- _Your goal_
Going through the data below, tally every line where the string "timestamp" occurs, then give only the tally.

BEGIN Entries provided

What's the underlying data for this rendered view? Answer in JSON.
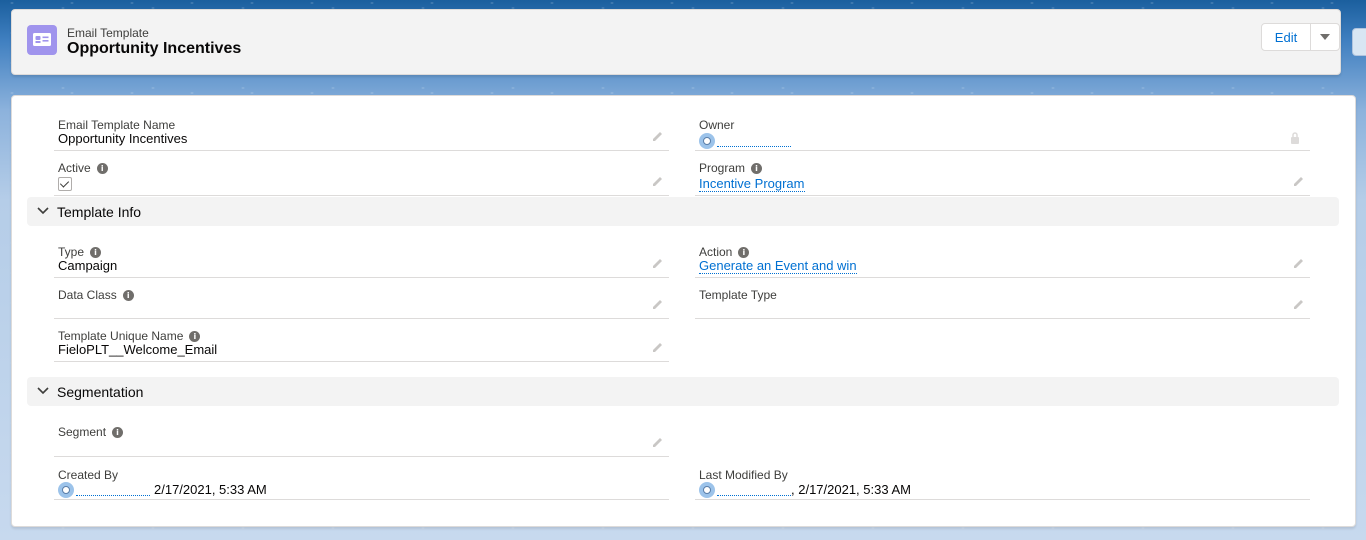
{
  "header": {
    "record_type": "Email Template",
    "record_name": "Opportunity Incentives",
    "edit_label": "Edit",
    "icon": "email-template-icon",
    "icon_color": "#a094ed"
  },
  "fields_top": {
    "template_name": {
      "label": "Email Template Name",
      "value": "Opportunity Incentives"
    },
    "owner": {
      "label": "Owner",
      "value": ""
    },
    "active": {
      "label": "Active",
      "checked": true
    },
    "program": {
      "label": "Program",
      "value": "Incentive Program"
    }
  },
  "template_info": {
    "title": "Template Info",
    "type": {
      "label": "Type",
      "value": "Campaign"
    },
    "action": {
      "label": "Action",
      "value": "Generate an Event and win"
    },
    "data_class": {
      "label": "Data Class",
      "value": ""
    },
    "template_type": {
      "label": "Template Type",
      "value": ""
    },
    "unique_name": {
      "label": "Template Unique Name",
      "value": "FieloPLT__Welcome_Email"
    }
  },
  "segmentation": {
    "title": "Segmentation",
    "segment": {
      "label": "Segment",
      "value": ""
    },
    "created_by": {
      "label": "Created By",
      "timestamp": "2/17/2021, 5:33 AM"
    },
    "last_modified_by": {
      "label": "Last Modified By",
      "timestamp": ", 2/17/2021, 5:33 AM"
    }
  },
  "colors": {
    "link": "#0070d2",
    "section_bg": "#f3f3f3"
  }
}
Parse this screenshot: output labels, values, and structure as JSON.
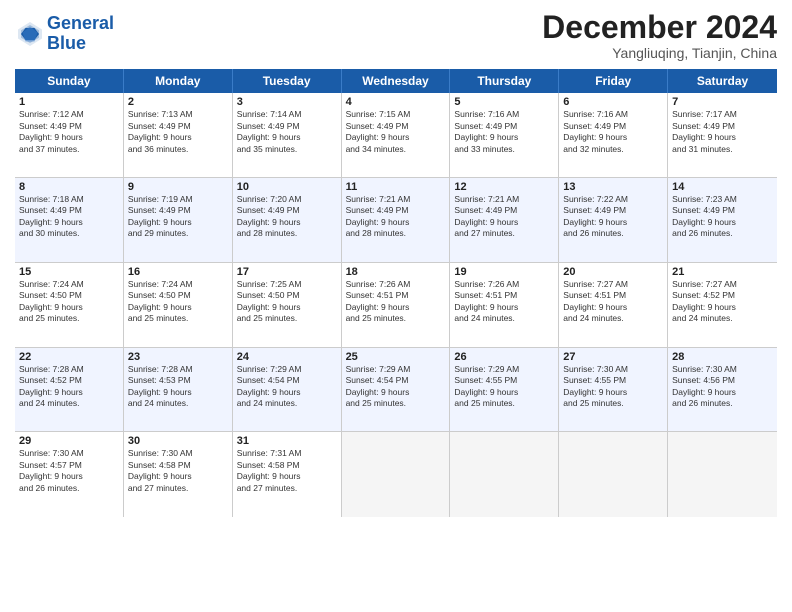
{
  "header": {
    "logo_line1": "General",
    "logo_line2": "Blue",
    "month_title": "December 2024",
    "location": "Yangliuqing, Tianjin, China"
  },
  "weekdays": [
    "Sunday",
    "Monday",
    "Tuesday",
    "Wednesday",
    "Thursday",
    "Friday",
    "Saturday"
  ],
  "weeks": [
    [
      {
        "day": "1",
        "lines": [
          "Sunrise: 7:12 AM",
          "Sunset: 4:49 PM",
          "Daylight: 9 hours",
          "and 37 minutes."
        ],
        "alt": false,
        "empty": false
      },
      {
        "day": "2",
        "lines": [
          "Sunrise: 7:13 AM",
          "Sunset: 4:49 PM",
          "Daylight: 9 hours",
          "and 36 minutes."
        ],
        "alt": false,
        "empty": false
      },
      {
        "day": "3",
        "lines": [
          "Sunrise: 7:14 AM",
          "Sunset: 4:49 PM",
          "Daylight: 9 hours",
          "and 35 minutes."
        ],
        "alt": false,
        "empty": false
      },
      {
        "day": "4",
        "lines": [
          "Sunrise: 7:15 AM",
          "Sunset: 4:49 PM",
          "Daylight: 9 hours",
          "and 34 minutes."
        ],
        "alt": false,
        "empty": false
      },
      {
        "day": "5",
        "lines": [
          "Sunrise: 7:16 AM",
          "Sunset: 4:49 PM",
          "Daylight: 9 hours",
          "and 33 minutes."
        ],
        "alt": false,
        "empty": false
      },
      {
        "day": "6",
        "lines": [
          "Sunrise: 7:16 AM",
          "Sunset: 4:49 PM",
          "Daylight: 9 hours",
          "and 32 minutes."
        ],
        "alt": false,
        "empty": false
      },
      {
        "day": "7",
        "lines": [
          "Sunrise: 7:17 AM",
          "Sunset: 4:49 PM",
          "Daylight: 9 hours",
          "and 31 minutes."
        ],
        "alt": false,
        "empty": false
      }
    ],
    [
      {
        "day": "8",
        "lines": [
          "Sunrise: 7:18 AM",
          "Sunset: 4:49 PM",
          "Daylight: 9 hours",
          "and 30 minutes."
        ],
        "alt": true,
        "empty": false
      },
      {
        "day": "9",
        "lines": [
          "Sunrise: 7:19 AM",
          "Sunset: 4:49 PM",
          "Daylight: 9 hours",
          "and 29 minutes."
        ],
        "alt": true,
        "empty": false
      },
      {
        "day": "10",
        "lines": [
          "Sunrise: 7:20 AM",
          "Sunset: 4:49 PM",
          "Daylight: 9 hours",
          "and 28 minutes."
        ],
        "alt": true,
        "empty": false
      },
      {
        "day": "11",
        "lines": [
          "Sunrise: 7:21 AM",
          "Sunset: 4:49 PM",
          "Daylight: 9 hours",
          "and 28 minutes."
        ],
        "alt": true,
        "empty": false
      },
      {
        "day": "12",
        "lines": [
          "Sunrise: 7:21 AM",
          "Sunset: 4:49 PM",
          "Daylight: 9 hours",
          "and 27 minutes."
        ],
        "alt": true,
        "empty": false
      },
      {
        "day": "13",
        "lines": [
          "Sunrise: 7:22 AM",
          "Sunset: 4:49 PM",
          "Daylight: 9 hours",
          "and 26 minutes."
        ],
        "alt": true,
        "empty": false
      },
      {
        "day": "14",
        "lines": [
          "Sunrise: 7:23 AM",
          "Sunset: 4:49 PM",
          "Daylight: 9 hours",
          "and 26 minutes."
        ],
        "alt": true,
        "empty": false
      }
    ],
    [
      {
        "day": "15",
        "lines": [
          "Sunrise: 7:24 AM",
          "Sunset: 4:50 PM",
          "Daylight: 9 hours",
          "and 25 minutes."
        ],
        "alt": false,
        "empty": false
      },
      {
        "day": "16",
        "lines": [
          "Sunrise: 7:24 AM",
          "Sunset: 4:50 PM",
          "Daylight: 9 hours",
          "and 25 minutes."
        ],
        "alt": false,
        "empty": false
      },
      {
        "day": "17",
        "lines": [
          "Sunrise: 7:25 AM",
          "Sunset: 4:50 PM",
          "Daylight: 9 hours",
          "and 25 minutes."
        ],
        "alt": false,
        "empty": false
      },
      {
        "day": "18",
        "lines": [
          "Sunrise: 7:26 AM",
          "Sunset: 4:51 PM",
          "Daylight: 9 hours",
          "and 25 minutes."
        ],
        "alt": false,
        "empty": false
      },
      {
        "day": "19",
        "lines": [
          "Sunrise: 7:26 AM",
          "Sunset: 4:51 PM",
          "Daylight: 9 hours",
          "and 24 minutes."
        ],
        "alt": false,
        "empty": false
      },
      {
        "day": "20",
        "lines": [
          "Sunrise: 7:27 AM",
          "Sunset: 4:51 PM",
          "Daylight: 9 hours",
          "and 24 minutes."
        ],
        "alt": false,
        "empty": false
      },
      {
        "day": "21",
        "lines": [
          "Sunrise: 7:27 AM",
          "Sunset: 4:52 PM",
          "Daylight: 9 hours",
          "and 24 minutes."
        ],
        "alt": false,
        "empty": false
      }
    ],
    [
      {
        "day": "22",
        "lines": [
          "Sunrise: 7:28 AM",
          "Sunset: 4:52 PM",
          "Daylight: 9 hours",
          "and 24 minutes."
        ],
        "alt": true,
        "empty": false
      },
      {
        "day": "23",
        "lines": [
          "Sunrise: 7:28 AM",
          "Sunset: 4:53 PM",
          "Daylight: 9 hours",
          "and 24 minutes."
        ],
        "alt": true,
        "empty": false
      },
      {
        "day": "24",
        "lines": [
          "Sunrise: 7:29 AM",
          "Sunset: 4:54 PM",
          "Daylight: 9 hours",
          "and 24 minutes."
        ],
        "alt": true,
        "empty": false
      },
      {
        "day": "25",
        "lines": [
          "Sunrise: 7:29 AM",
          "Sunset: 4:54 PM",
          "Daylight: 9 hours",
          "and 25 minutes."
        ],
        "alt": true,
        "empty": false
      },
      {
        "day": "26",
        "lines": [
          "Sunrise: 7:29 AM",
          "Sunset: 4:55 PM",
          "Daylight: 9 hours",
          "and 25 minutes."
        ],
        "alt": true,
        "empty": false
      },
      {
        "day": "27",
        "lines": [
          "Sunrise: 7:30 AM",
          "Sunset: 4:55 PM",
          "Daylight: 9 hours",
          "and 25 minutes."
        ],
        "alt": true,
        "empty": false
      },
      {
        "day": "28",
        "lines": [
          "Sunrise: 7:30 AM",
          "Sunset: 4:56 PM",
          "Daylight: 9 hours",
          "and 26 minutes."
        ],
        "alt": true,
        "empty": false
      }
    ],
    [
      {
        "day": "29",
        "lines": [
          "Sunrise: 7:30 AM",
          "Sunset: 4:57 PM",
          "Daylight: 9 hours",
          "and 26 minutes."
        ],
        "alt": false,
        "empty": false
      },
      {
        "day": "30",
        "lines": [
          "Sunrise: 7:30 AM",
          "Sunset: 4:58 PM",
          "Daylight: 9 hours",
          "and 27 minutes."
        ],
        "alt": false,
        "empty": false
      },
      {
        "day": "31",
        "lines": [
          "Sunrise: 7:31 AM",
          "Sunset: 4:58 PM",
          "Daylight: 9 hours",
          "and 27 minutes."
        ],
        "alt": false,
        "empty": false
      },
      {
        "day": "",
        "lines": [],
        "alt": false,
        "empty": true
      },
      {
        "day": "",
        "lines": [],
        "alt": false,
        "empty": true
      },
      {
        "day": "",
        "lines": [],
        "alt": false,
        "empty": true
      },
      {
        "day": "",
        "lines": [],
        "alt": false,
        "empty": true
      }
    ]
  ]
}
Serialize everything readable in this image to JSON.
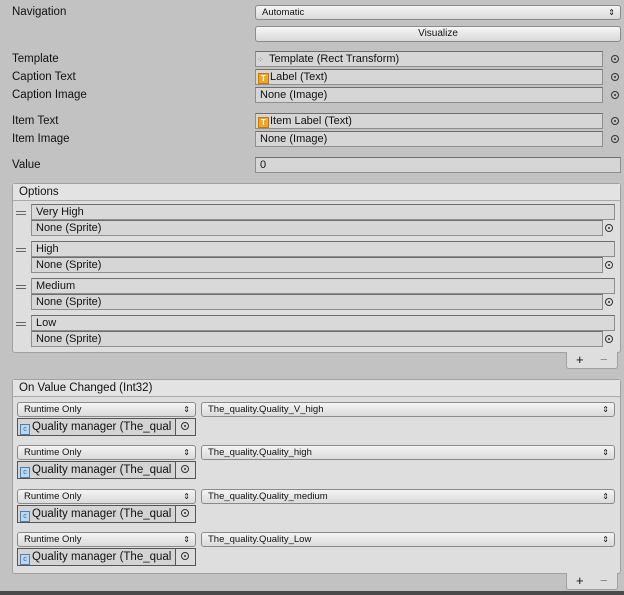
{
  "navigation": {
    "label": "Navigation",
    "value": "Automatic",
    "visualize_label": "Visualize"
  },
  "fields": {
    "template": {
      "label": "Template",
      "value": "Template (Rect Transform)"
    },
    "caption_text": {
      "label": "Caption Text",
      "value": "Label (Text)"
    },
    "caption_image": {
      "label": "Caption Image",
      "value": "None (Image)"
    },
    "item_text": {
      "label": "Item Text",
      "value": "Item Label (Text)"
    },
    "item_image": {
      "label": "Item Image",
      "value": "None (Image)"
    },
    "value": {
      "label": "Value",
      "value": "0"
    }
  },
  "options": {
    "title": "Options",
    "items": [
      {
        "text": "Very High",
        "image": "None (Sprite)"
      },
      {
        "text": "High",
        "image": "None (Sprite)"
      },
      {
        "text": "Medium",
        "image": "None (Sprite)"
      },
      {
        "text": "Low",
        "image": "None (Sprite)"
      }
    ],
    "add": "+",
    "remove": "−"
  },
  "on_value_changed": {
    "title": "On Value Changed (Int32)",
    "listeners": [
      {
        "mode": "Runtime Only",
        "function": "The_quality.Quality_V_high",
        "target": "Quality manager (The_qual"
      },
      {
        "mode": "Runtime Only",
        "function": "The_quality.Quality_high",
        "target": "Quality manager (The_qual"
      },
      {
        "mode": "Runtime Only",
        "function": "The_quality.Quality_medium",
        "target": "Quality manager (The_qual"
      },
      {
        "mode": "Runtime Only",
        "function": "The_quality.Quality_Low",
        "target": "Quality manager (The_qual"
      }
    ],
    "add": "+",
    "remove": "−"
  }
}
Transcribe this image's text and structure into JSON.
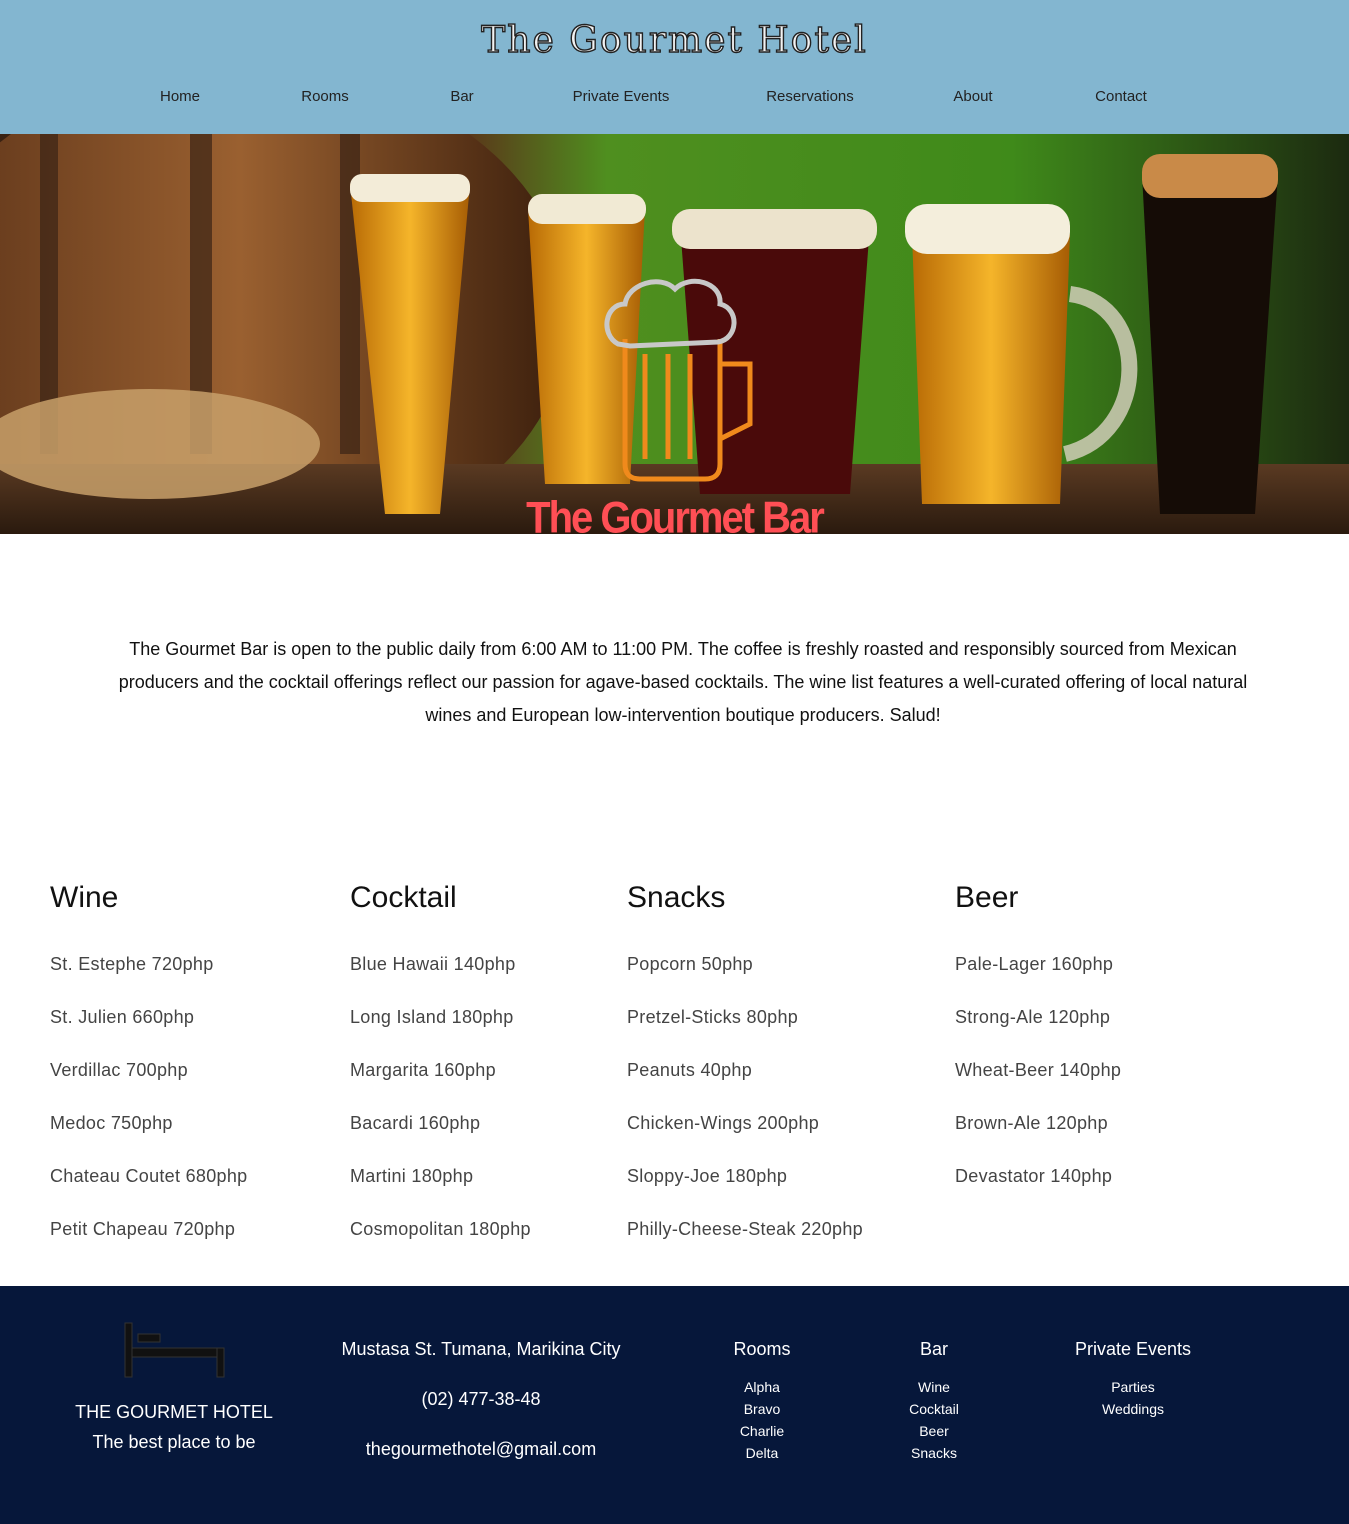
{
  "header": {
    "brand": "The Gourmet Hotel",
    "nav": [
      {
        "label": "Home"
      },
      {
        "label": "Rooms"
      },
      {
        "label": "Bar"
      },
      {
        "label": "Private Events"
      },
      {
        "label": "Reservations"
      },
      {
        "label": "About"
      },
      {
        "label": "Contact"
      }
    ]
  },
  "hero": {
    "title": "The Gourmet Bar",
    "icon": "beer-mug-icon"
  },
  "intro": {
    "text": "The Gourmet Bar is open to the public daily from 6:00 AM to 11:00 PM. The coffee is freshly roasted and responsibly sourced from Mexican producers and the cocktail offerings reflect our passion for agave-based cocktails. The wine list features a well-curated offering of local natural wines and European low-intervention boutique producers. Salud!"
  },
  "menu": {
    "wine": {
      "title": "Wine",
      "items": [
        "St. Estephe 720php",
        "St. Julien 660php",
        "Verdillac 700php",
        "Medoc 750php",
        "Chateau Coutet 680php",
        "Petit Chapeau 720php"
      ]
    },
    "cocktail": {
      "title": "Cocktail",
      "items": [
        "Blue Hawaii 140php",
        "Long Island 180php",
        "Margarita 160php",
        "Bacardi 160php",
        "Martini 180php",
        "Cosmopolitan 180php"
      ]
    },
    "snacks": {
      "title": "Snacks",
      "items": [
        "Popcorn 50php",
        "Pretzel-Sticks 80php",
        "Peanuts 40php",
        "Chicken-Wings 200php",
        "Sloppy-Joe 180php",
        "Philly-Cheese-Steak 220php"
      ]
    },
    "beer": {
      "title": "Beer",
      "items": [
        "Pale-Lager 160php",
        "Strong-Ale 120php",
        "Wheat-Beer 140php",
        "Brown-Ale 120php",
        "Devastator 140php"
      ]
    }
  },
  "footer": {
    "icon": "bed-icon",
    "hotel_name": "THE GOURMET HOTEL",
    "tagline": "The best place to be",
    "address": "Mustasa St. Tumana, Marikina City",
    "phone": "(02) 477-38-48",
    "email": "thegourmethotel@gmail.com",
    "rooms": {
      "title": "Rooms",
      "links": [
        "Alpha",
        "Bravo",
        "Charlie",
        "Delta"
      ]
    },
    "bar": {
      "title": "Bar",
      "links": [
        "Wine",
        "Cocktail",
        "Beer",
        "Snacks"
      ]
    },
    "events": {
      "title": "Private Events",
      "links": [
        "Parties",
        "Weddings"
      ]
    }
  },
  "colors": {
    "header_bg": "#83b6d0",
    "footer_bg": "#06173a",
    "hero_title": "#ff4f55",
    "beer_icon": "#f08a1c"
  }
}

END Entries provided

- _Reply to the task_
2